======== DATA LISTING
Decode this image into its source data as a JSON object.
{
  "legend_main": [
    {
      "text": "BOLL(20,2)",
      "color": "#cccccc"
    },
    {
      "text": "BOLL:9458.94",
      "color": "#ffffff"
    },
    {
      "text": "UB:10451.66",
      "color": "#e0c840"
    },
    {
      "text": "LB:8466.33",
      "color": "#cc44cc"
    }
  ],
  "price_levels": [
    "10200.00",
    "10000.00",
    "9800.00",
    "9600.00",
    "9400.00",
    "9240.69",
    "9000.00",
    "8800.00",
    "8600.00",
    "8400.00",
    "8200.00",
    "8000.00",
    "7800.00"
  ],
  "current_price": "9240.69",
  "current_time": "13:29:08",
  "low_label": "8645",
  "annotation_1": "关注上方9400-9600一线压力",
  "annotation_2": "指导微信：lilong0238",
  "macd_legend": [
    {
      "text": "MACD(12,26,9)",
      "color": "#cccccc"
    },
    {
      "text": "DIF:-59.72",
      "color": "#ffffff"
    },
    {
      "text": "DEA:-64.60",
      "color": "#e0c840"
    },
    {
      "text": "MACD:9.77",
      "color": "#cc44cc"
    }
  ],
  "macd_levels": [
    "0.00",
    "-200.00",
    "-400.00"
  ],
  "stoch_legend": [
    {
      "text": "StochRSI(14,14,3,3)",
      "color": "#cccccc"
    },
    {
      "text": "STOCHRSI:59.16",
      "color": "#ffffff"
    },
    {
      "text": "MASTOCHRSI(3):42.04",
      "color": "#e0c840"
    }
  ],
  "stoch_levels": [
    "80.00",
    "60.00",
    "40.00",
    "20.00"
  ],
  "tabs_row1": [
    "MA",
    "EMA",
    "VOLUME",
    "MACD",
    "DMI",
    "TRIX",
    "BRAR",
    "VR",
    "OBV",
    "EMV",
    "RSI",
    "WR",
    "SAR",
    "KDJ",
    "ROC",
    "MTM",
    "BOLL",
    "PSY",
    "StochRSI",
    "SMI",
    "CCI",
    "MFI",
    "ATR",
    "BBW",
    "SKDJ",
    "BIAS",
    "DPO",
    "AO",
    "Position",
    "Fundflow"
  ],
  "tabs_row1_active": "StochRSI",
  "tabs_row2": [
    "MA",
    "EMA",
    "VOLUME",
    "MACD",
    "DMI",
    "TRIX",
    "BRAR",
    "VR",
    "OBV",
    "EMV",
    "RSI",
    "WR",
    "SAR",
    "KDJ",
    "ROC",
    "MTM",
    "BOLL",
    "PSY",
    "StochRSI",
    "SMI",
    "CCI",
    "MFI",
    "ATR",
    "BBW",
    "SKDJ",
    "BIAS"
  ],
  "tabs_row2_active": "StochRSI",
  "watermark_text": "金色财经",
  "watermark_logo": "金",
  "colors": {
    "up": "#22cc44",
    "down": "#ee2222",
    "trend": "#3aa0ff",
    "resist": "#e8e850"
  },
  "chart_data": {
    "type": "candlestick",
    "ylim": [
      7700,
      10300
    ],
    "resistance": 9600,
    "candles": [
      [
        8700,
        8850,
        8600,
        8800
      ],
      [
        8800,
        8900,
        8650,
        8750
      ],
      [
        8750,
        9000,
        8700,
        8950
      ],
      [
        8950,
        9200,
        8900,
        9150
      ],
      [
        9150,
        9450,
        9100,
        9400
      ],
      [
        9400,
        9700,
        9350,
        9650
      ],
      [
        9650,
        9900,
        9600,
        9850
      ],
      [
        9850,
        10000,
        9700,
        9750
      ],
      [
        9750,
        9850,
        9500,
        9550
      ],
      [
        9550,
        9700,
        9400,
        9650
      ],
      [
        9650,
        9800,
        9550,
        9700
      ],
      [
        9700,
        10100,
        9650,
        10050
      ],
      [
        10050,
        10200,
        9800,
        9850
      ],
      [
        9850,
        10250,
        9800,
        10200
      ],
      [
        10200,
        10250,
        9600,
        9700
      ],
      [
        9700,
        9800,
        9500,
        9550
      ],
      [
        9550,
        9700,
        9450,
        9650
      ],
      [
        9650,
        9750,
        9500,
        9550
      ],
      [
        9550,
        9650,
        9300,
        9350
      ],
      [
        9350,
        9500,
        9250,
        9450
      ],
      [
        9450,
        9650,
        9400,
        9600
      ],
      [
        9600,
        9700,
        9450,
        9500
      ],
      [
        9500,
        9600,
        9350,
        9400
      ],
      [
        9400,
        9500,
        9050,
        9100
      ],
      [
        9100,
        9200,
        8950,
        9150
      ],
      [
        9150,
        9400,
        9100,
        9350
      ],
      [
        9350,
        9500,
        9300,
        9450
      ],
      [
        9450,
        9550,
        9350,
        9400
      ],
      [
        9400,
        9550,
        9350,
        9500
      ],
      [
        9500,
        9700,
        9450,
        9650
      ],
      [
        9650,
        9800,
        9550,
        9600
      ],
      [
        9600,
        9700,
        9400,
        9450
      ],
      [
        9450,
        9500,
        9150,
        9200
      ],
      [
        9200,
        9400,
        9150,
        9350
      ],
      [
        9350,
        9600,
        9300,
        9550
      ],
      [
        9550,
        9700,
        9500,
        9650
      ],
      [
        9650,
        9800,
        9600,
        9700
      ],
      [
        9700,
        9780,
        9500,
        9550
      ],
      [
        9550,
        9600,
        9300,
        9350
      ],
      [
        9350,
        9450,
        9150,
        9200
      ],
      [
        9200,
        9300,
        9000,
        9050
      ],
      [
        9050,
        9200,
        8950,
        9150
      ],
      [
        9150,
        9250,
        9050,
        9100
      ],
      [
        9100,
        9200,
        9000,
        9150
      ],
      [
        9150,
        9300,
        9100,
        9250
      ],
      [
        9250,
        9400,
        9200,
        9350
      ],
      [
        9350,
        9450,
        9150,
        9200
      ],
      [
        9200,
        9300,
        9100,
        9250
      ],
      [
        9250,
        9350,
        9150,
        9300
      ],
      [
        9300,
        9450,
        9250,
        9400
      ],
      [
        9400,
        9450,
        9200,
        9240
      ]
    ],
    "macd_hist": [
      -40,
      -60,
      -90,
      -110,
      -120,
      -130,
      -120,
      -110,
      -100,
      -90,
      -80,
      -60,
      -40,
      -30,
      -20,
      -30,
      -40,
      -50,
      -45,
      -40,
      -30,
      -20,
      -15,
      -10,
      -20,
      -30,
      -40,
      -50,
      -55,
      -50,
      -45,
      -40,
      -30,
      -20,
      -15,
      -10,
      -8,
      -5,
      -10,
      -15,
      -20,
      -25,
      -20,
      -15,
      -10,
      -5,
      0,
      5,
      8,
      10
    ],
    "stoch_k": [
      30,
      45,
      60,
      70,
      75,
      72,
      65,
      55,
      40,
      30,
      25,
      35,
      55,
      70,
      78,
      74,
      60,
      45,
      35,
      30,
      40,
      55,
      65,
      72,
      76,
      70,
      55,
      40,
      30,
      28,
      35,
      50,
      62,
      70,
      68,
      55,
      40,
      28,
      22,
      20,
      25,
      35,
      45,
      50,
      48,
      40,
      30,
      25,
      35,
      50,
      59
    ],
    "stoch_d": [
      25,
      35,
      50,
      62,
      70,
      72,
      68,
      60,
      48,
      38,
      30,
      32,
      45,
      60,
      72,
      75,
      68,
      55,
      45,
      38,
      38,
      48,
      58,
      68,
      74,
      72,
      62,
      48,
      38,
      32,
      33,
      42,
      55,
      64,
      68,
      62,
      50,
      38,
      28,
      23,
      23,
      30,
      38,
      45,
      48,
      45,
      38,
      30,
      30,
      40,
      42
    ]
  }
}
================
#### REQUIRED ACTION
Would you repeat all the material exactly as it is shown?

#### RESULT OF THE EXERCISE
Decode this image into its source data as a JSON object.
{
  "legend_main": [
    {
      "text": "BOLL(20,2)",
      "color": "#cccccc"
    },
    {
      "text": "BOLL:9458.94",
      "color": "#ffffff"
    },
    {
      "text": "UB:10451.66",
      "color": "#e0c840"
    },
    {
      "text": "LB:8466.33",
      "color": "#cc44cc"
    }
  ],
  "price_levels": [
    "10200.00",
    "10000.00",
    "9800.00",
    "9600.00",
    "9400.00",
    "9240.69",
    "9000.00",
    "8800.00",
    "8600.00",
    "8400.00",
    "8200.00",
    "8000.00",
    "7800.00"
  ],
  "current_price": "9240.69",
  "current_time": "13:29:08",
  "low_label": "8645",
  "annotation_1": "关注上方9400-9600一线压力",
  "annotation_2": "指导微信：lilong0238",
  "macd_legend": [
    {
      "text": "MACD(12,26,9)",
      "color": "#cccccc"
    },
    {
      "text": "DIF:-59.72",
      "color": "#ffffff"
    },
    {
      "text": "DEA:-64.60",
      "color": "#e0c840"
    },
    {
      "text": "MACD:9.77",
      "color": "#cc44cc"
    }
  ],
  "macd_levels": [
    "0.00",
    "-200.00",
    "-400.00"
  ],
  "stoch_legend": [
    {
      "text": "StochRSI(14,14,3,3)",
      "color": "#cccccc"
    },
    {
      "text": "STOCHRSI:59.16",
      "color": "#ffffff"
    },
    {
      "text": "MASTOCHRSI(3):42.04",
      "color": "#e0c840"
    }
  ],
  "stoch_levels": [
    "80.00",
    "60.00",
    "40.00",
    "20.00"
  ],
  "tabs_row1": [
    "MA",
    "EMA",
    "VOLUME",
    "MACD",
    "DMI",
    "TRIX",
    "BRAR",
    "VR",
    "OBV",
    "EMV",
    "RSI",
    "WR",
    "SAR",
    "KDJ",
    "ROC",
    "MTM",
    "BOLL",
    "PSY",
    "StochRSI",
    "SMI",
    "CCI",
    "MFI",
    "ATR",
    "BBW",
    "SKDJ",
    "BIAS",
    "DPO",
    "AO",
    "Position",
    "Fundflow"
  ],
  "tabs_row1_active": "StochRSI",
  "tabs_row2": [
    "MA",
    "EMA",
    "VOLUME",
    "MACD",
    "DMI",
    "TRIX",
    "BRAR",
    "VR",
    "OBV",
    "EMV",
    "RSI",
    "WR",
    "SAR",
    "KDJ",
    "ROC",
    "MTM",
    "BOLL",
    "PSY",
    "StochRSI",
    "SMI",
    "CCI",
    "MFI",
    "ATR",
    "BBW",
    "SKDJ",
    "BIAS"
  ],
  "tabs_row2_active": "StochRSI",
  "watermark_text": "金色财经",
  "watermark_logo": "金",
  "colors": {
    "up": "#22cc44",
    "down": "#ee2222",
    "trend": "#3aa0ff",
    "resist": "#e8e850"
  },
  "chart_data": {
    "type": "candlestick",
    "ylim": [
      7700,
      10300
    ],
    "resistance": 9600,
    "candles": [
      [
        8700,
        8850,
        8600,
        8800
      ],
      [
        8800,
        8900,
        8650,
        8750
      ],
      [
        8750,
        9000,
        8700,
        8950
      ],
      [
        8950,
        9200,
        8900,
        9150
      ],
      [
        9150,
        9450,
        9100,
        9400
      ],
      [
        9400,
        9700,
        9350,
        9650
      ],
      [
        9650,
        9900,
        9600,
        9850
      ],
      [
        9850,
        10000,
        9700,
        9750
      ],
      [
        9750,
        9850,
        9500,
        9550
      ],
      [
        9550,
        9700,
        9400,
        9650
      ],
      [
        9650,
        9800,
        9550,
        9700
      ],
      [
        9700,
        10100,
        9650,
        10050
      ],
      [
        10050,
        10200,
        9800,
        9850
      ],
      [
        9850,
        10250,
        9800,
        10200
      ],
      [
        10200,
        10250,
        9600,
        9700
      ],
      [
        9700,
        9800,
        9500,
        9550
      ],
      [
        9550,
        9700,
        9450,
        9650
      ],
      [
        9650,
        9750,
        9500,
        9550
      ],
      [
        9550,
        9650,
        9300,
        9350
      ],
      [
        9350,
        9500,
        9250,
        9450
      ],
      [
        9450,
        9650,
        9400,
        9600
      ],
      [
        9600,
        9700,
        9450,
        9500
      ],
      [
        9500,
        9600,
        9350,
        9400
      ],
      [
        9400,
        9500,
        9050,
        9100
      ],
      [
        9100,
        9200,
        8950,
        9150
      ],
      [
        9150,
        9400,
        9100,
        9350
      ],
      [
        9350,
        9500,
        9300,
        9450
      ],
      [
        9450,
        9550,
        9350,
        9400
      ],
      [
        9400,
        9550,
        9350,
        9500
      ],
      [
        9500,
        9700,
        9450,
        9650
      ],
      [
        9650,
        9800,
        9550,
        9600
      ],
      [
        9600,
        9700,
        9400,
        9450
      ],
      [
        9450,
        9500,
        9150,
        9200
      ],
      [
        9200,
        9400,
        9150,
        9350
      ],
      [
        9350,
        9600,
        9300,
        9550
      ],
      [
        9550,
        9700,
        9500,
        9650
      ],
      [
        9650,
        9800,
        9600,
        9700
      ],
      [
        9700,
        9780,
        9500,
        9550
      ],
      [
        9550,
        9600,
        9300,
        9350
      ],
      [
        9350,
        9450,
        9150,
        9200
      ],
      [
        9200,
        9300,
        9000,
        9050
      ],
      [
        9050,
        9200,
        8950,
        9150
      ],
      [
        9150,
        9250,
        9050,
        9100
      ],
      [
        9100,
        9200,
        9000,
        9150
      ],
      [
        9150,
        9300,
        9100,
        9250
      ],
      [
        9250,
        9400,
        9200,
        9350
      ],
      [
        9350,
        9450,
        9150,
        9200
      ],
      [
        9200,
        9300,
        9100,
        9250
      ],
      [
        9250,
        9350,
        9150,
        9300
      ],
      [
        9300,
        9450,
        9250,
        9400
      ],
      [
        9400,
        9450,
        9200,
        9240
      ]
    ],
    "macd_hist": [
      -40,
      -60,
      -90,
      -110,
      -120,
      -130,
      -120,
      -110,
      -100,
      -90,
      -80,
      -60,
      -40,
      -30,
      -20,
      -30,
      -40,
      -50,
      -45,
      -40,
      -30,
      -20,
      -15,
      -10,
      -20,
      -30,
      -40,
      -50,
      -55,
      -50,
      -45,
      -40,
      -30,
      -20,
      -15,
      -10,
      -8,
      -5,
      -10,
      -15,
      -20,
      -25,
      -20,
      -15,
      -10,
      -5,
      0,
      5,
      8,
      10
    ],
    "stoch_k": [
      30,
      45,
      60,
      70,
      75,
      72,
      65,
      55,
      40,
      30,
      25,
      35,
      55,
      70,
      78,
      74,
      60,
      45,
      35,
      30,
      40,
      55,
      65,
      72,
      76,
      70,
      55,
      40,
      30,
      28,
      35,
      50,
      62,
      70,
      68,
      55,
      40,
      28,
      22,
      20,
      25,
      35,
      45,
      50,
      48,
      40,
      30,
      25,
      35,
      50,
      59
    ],
    "stoch_d": [
      25,
      35,
      50,
      62,
      70,
      72,
      68,
      60,
      48,
      38,
      30,
      32,
      45,
      60,
      72,
      75,
      68,
      55,
      45,
      38,
      38,
      48,
      58,
      68,
      74,
      72,
      62,
      48,
      38,
      32,
      33,
      42,
      55,
      64,
      68,
      62,
      50,
      38,
      28,
      23,
      23,
      30,
      38,
      45,
      48,
      45,
      38,
      30,
      30,
      40,
      42
    ]
  }
}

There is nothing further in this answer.